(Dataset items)
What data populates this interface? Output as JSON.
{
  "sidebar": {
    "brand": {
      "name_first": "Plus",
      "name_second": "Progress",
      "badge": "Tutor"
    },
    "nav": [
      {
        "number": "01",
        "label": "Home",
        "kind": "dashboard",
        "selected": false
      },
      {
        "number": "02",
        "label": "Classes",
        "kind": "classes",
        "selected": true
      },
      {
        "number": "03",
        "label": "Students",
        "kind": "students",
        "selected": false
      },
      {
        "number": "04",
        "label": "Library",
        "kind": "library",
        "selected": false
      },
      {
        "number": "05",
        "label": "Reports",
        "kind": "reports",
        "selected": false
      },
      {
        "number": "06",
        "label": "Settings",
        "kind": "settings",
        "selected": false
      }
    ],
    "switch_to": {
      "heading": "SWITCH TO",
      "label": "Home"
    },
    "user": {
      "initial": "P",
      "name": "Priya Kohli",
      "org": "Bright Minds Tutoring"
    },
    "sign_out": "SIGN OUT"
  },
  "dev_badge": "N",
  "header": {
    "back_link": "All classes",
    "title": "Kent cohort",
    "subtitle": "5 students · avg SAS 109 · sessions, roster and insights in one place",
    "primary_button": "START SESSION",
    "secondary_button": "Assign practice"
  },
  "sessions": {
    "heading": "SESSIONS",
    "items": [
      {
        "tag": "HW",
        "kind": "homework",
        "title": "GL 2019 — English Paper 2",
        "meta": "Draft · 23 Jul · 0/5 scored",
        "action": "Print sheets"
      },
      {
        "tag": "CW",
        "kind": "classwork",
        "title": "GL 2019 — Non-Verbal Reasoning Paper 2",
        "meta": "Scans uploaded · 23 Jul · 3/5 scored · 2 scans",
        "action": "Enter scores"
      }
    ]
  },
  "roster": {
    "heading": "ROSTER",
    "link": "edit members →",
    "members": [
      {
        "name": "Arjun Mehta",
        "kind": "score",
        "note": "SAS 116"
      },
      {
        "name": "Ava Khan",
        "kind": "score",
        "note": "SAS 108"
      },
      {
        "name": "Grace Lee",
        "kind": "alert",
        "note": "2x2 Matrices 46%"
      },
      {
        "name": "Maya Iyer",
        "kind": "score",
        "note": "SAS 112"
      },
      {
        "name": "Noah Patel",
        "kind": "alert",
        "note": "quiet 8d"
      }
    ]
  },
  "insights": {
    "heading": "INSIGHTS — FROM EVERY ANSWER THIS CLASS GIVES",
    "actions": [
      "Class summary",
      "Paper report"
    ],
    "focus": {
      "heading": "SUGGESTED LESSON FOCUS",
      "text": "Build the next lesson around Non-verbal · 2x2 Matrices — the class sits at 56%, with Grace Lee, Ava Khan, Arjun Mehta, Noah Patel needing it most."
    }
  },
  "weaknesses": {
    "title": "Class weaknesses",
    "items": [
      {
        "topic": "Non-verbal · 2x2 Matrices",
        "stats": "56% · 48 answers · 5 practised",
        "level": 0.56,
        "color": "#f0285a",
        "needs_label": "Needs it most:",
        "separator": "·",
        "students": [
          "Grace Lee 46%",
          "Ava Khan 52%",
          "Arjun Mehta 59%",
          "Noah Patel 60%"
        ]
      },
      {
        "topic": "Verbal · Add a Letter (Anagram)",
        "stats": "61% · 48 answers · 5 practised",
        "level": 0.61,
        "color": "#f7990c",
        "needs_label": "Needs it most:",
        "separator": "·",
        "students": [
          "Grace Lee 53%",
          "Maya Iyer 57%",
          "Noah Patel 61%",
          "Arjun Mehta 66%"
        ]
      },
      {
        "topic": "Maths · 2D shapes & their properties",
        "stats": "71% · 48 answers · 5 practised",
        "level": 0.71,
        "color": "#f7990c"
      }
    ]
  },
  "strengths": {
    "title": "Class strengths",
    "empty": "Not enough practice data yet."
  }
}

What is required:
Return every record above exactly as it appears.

Answer below:
What data populates this interface? Output as JSON.
{
  "sidebar": {
    "brand": {
      "name_first": "Plus",
      "name_second": "Progress",
      "badge": "Tutor"
    },
    "nav": [
      {
        "number": "01",
        "label": "Home",
        "kind": "dashboard",
        "selected": false
      },
      {
        "number": "02",
        "label": "Classes",
        "kind": "classes",
        "selected": true
      },
      {
        "number": "03",
        "label": "Students",
        "kind": "students",
        "selected": false
      },
      {
        "number": "04",
        "label": "Library",
        "kind": "library",
        "selected": false
      },
      {
        "number": "05",
        "label": "Reports",
        "kind": "reports",
        "selected": false
      },
      {
        "number": "06",
        "label": "Settings",
        "kind": "settings",
        "selected": false
      }
    ],
    "switch_to": {
      "heading": "SWITCH TO",
      "label": "Home"
    },
    "user": {
      "initial": "P",
      "name": "Priya Kohli",
      "org": "Bright Minds Tutoring"
    },
    "sign_out": "SIGN OUT"
  },
  "dev_badge": "N",
  "header": {
    "back_link": "All classes",
    "title": "Kent cohort",
    "subtitle": "5 students · avg SAS 109 · sessions, roster and insights in one place",
    "primary_button": "START SESSION",
    "secondary_button": "Assign practice"
  },
  "sessions": {
    "heading": "SESSIONS",
    "items": [
      {
        "tag": "HW",
        "kind": "homework",
        "title": "GL 2019 — English Paper 2",
        "meta": "Draft · 23 Jul · 0/5 scored",
        "action": "Print sheets"
      },
      {
        "tag": "CW",
        "kind": "classwork",
        "title": "GL 2019 — Non-Verbal Reasoning Paper 2",
        "meta": "Scans uploaded · 23 Jul · 3/5 scored · 2 scans",
        "action": "Enter scores"
      }
    ]
  },
  "roster": {
    "heading": "ROSTER",
    "link": "edit members →",
    "members": [
      {
        "name": "Arjun Mehta",
        "kind": "score",
        "note": "SAS 116"
      },
      {
        "name": "Ava Khan",
        "kind": "score",
        "note": "SAS 108"
      },
      {
        "name": "Grace Lee",
        "kind": "alert",
        "note": "2x2 Matrices 46%"
      },
      {
        "name": "Maya Iyer",
        "kind": "score",
        "note": "SAS 112"
      },
      {
        "name": "Noah Patel",
        "kind": "alert",
        "note": "quiet 8d"
      }
    ]
  },
  "insights": {
    "heading": "INSIGHTS — FROM EVERY ANSWER THIS CLASS GIVES",
    "actions": [
      "Class summary",
      "Paper report"
    ],
    "focus": {
      "heading": "SUGGESTED LESSON FOCUS",
      "text": "Build the next lesson around Non-verbal · 2x2 Matrices — the class sits at 56%, with Grace Lee, Ava Khan, Arjun Mehta, Noah Patel needing it most."
    }
  },
  "weaknesses": {
    "title": "Class weaknesses",
    "items": [
      {
        "topic": "Non-verbal · 2x2 Matrices",
        "stats": "56% · 48 answers · 5 practised",
        "level": 0.56,
        "color": "#f0285a",
        "needs_label": "Needs it most:",
        "separator": "·",
        "students": [
          "Grace Lee 46%",
          "Ava Khan 52%",
          "Arjun Mehta 59%",
          "Noah Patel 60%"
        ]
      },
      {
        "topic": "Verbal · Add a Letter (Anagram)",
        "stats": "61% · 48 answers · 5 practised",
        "level": 0.61,
        "color": "#f7990c",
        "needs_label": "Needs it most:",
        "separator": "·",
        "students": [
          "Grace Lee 53%",
          "Maya Iyer 57%",
          "Noah Patel 61%",
          "Arjun Mehta 66%"
        ]
      },
      {
        "topic": "Maths · 2D shapes & their properties",
        "stats": "71% · 48 answers · 5 practised",
        "level": 0.71,
        "color": "#f7990c"
      }
    ]
  },
  "strengths": {
    "title": "Class strengths",
    "empty": "Not enough practice data yet."
  }
}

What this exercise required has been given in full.